> Web page and app entries
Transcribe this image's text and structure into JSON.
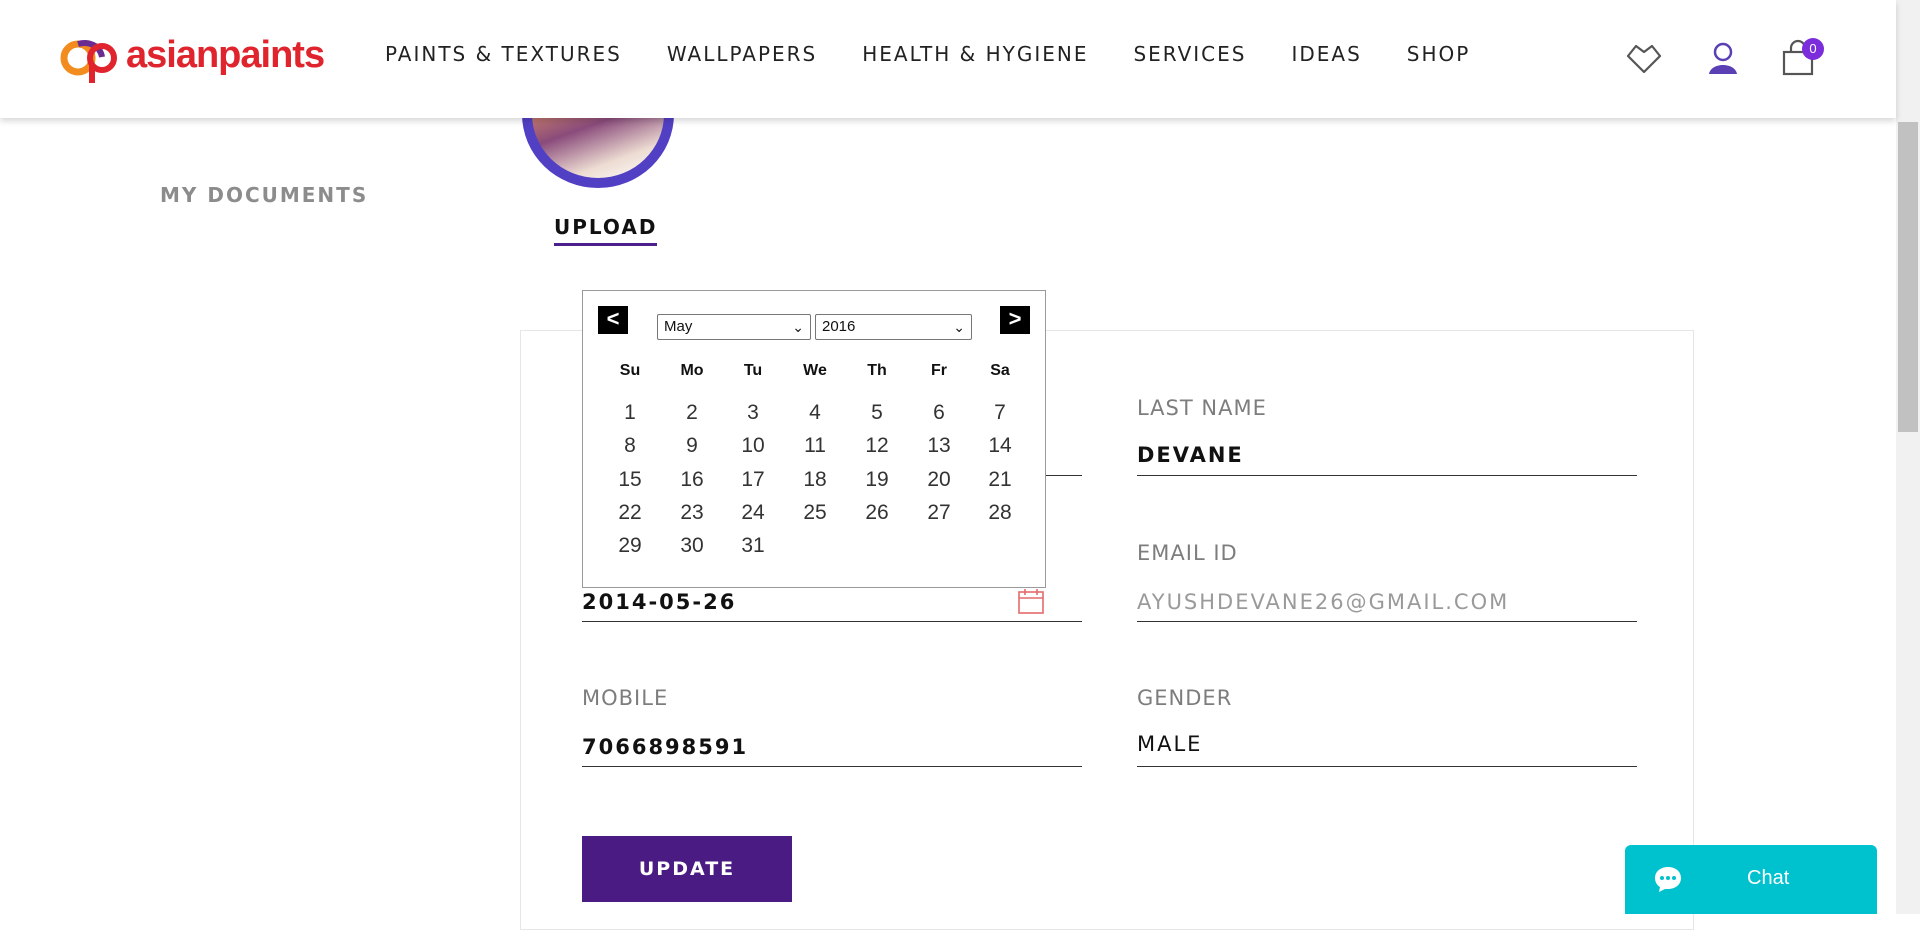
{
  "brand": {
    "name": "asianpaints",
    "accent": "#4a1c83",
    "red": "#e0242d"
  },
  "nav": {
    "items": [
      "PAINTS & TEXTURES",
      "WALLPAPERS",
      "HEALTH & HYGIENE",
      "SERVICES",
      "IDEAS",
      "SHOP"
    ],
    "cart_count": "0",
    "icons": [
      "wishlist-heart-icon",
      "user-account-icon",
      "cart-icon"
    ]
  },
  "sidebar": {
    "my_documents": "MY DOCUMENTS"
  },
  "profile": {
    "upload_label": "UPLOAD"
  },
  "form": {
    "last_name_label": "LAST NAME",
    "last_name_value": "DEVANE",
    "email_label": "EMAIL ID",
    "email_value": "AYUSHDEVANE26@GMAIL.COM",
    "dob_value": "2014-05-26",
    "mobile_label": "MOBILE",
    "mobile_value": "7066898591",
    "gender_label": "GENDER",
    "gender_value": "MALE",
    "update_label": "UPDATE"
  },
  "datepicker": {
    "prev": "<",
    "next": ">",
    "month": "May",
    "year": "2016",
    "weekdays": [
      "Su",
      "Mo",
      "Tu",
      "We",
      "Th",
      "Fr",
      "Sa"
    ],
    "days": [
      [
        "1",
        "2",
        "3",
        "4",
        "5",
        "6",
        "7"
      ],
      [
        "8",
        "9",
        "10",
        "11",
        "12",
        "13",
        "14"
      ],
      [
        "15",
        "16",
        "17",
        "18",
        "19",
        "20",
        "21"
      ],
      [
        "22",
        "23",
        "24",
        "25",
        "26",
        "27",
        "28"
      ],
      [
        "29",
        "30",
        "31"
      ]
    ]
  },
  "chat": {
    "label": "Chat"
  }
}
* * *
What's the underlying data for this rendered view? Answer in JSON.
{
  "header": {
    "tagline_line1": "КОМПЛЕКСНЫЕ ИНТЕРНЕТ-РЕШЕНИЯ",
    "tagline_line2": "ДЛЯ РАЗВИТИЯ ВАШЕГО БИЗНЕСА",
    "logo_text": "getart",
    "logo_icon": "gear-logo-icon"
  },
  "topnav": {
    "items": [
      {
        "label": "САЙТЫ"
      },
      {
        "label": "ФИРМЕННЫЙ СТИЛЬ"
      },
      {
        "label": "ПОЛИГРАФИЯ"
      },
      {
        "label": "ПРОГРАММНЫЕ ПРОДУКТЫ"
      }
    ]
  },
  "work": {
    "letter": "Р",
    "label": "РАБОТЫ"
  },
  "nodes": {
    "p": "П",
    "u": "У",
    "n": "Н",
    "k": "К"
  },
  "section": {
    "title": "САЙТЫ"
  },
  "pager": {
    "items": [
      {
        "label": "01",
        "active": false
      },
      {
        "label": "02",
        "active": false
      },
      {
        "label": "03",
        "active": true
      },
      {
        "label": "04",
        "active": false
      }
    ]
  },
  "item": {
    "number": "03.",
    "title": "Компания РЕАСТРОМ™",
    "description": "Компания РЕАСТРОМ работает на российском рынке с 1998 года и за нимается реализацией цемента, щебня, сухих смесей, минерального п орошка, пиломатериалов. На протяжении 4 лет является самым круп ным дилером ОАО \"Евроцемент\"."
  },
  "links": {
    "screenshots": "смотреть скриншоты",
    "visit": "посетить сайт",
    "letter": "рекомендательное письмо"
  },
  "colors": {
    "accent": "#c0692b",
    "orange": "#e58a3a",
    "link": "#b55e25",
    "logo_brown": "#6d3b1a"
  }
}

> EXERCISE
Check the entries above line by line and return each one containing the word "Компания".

> RESPONSE BELOW
    "title": "Компания РЕАСТРОМ™",
    "description": "Компания РЕАСТРОМ работает на российском рынке с 1998 года и за нимается реализацией цемента, щебня, сухих смесей, минерального п орошка, пиломатериалов. На протяжении 4 лет является самым круп ным дилером ОАО \"Евроцемент\"."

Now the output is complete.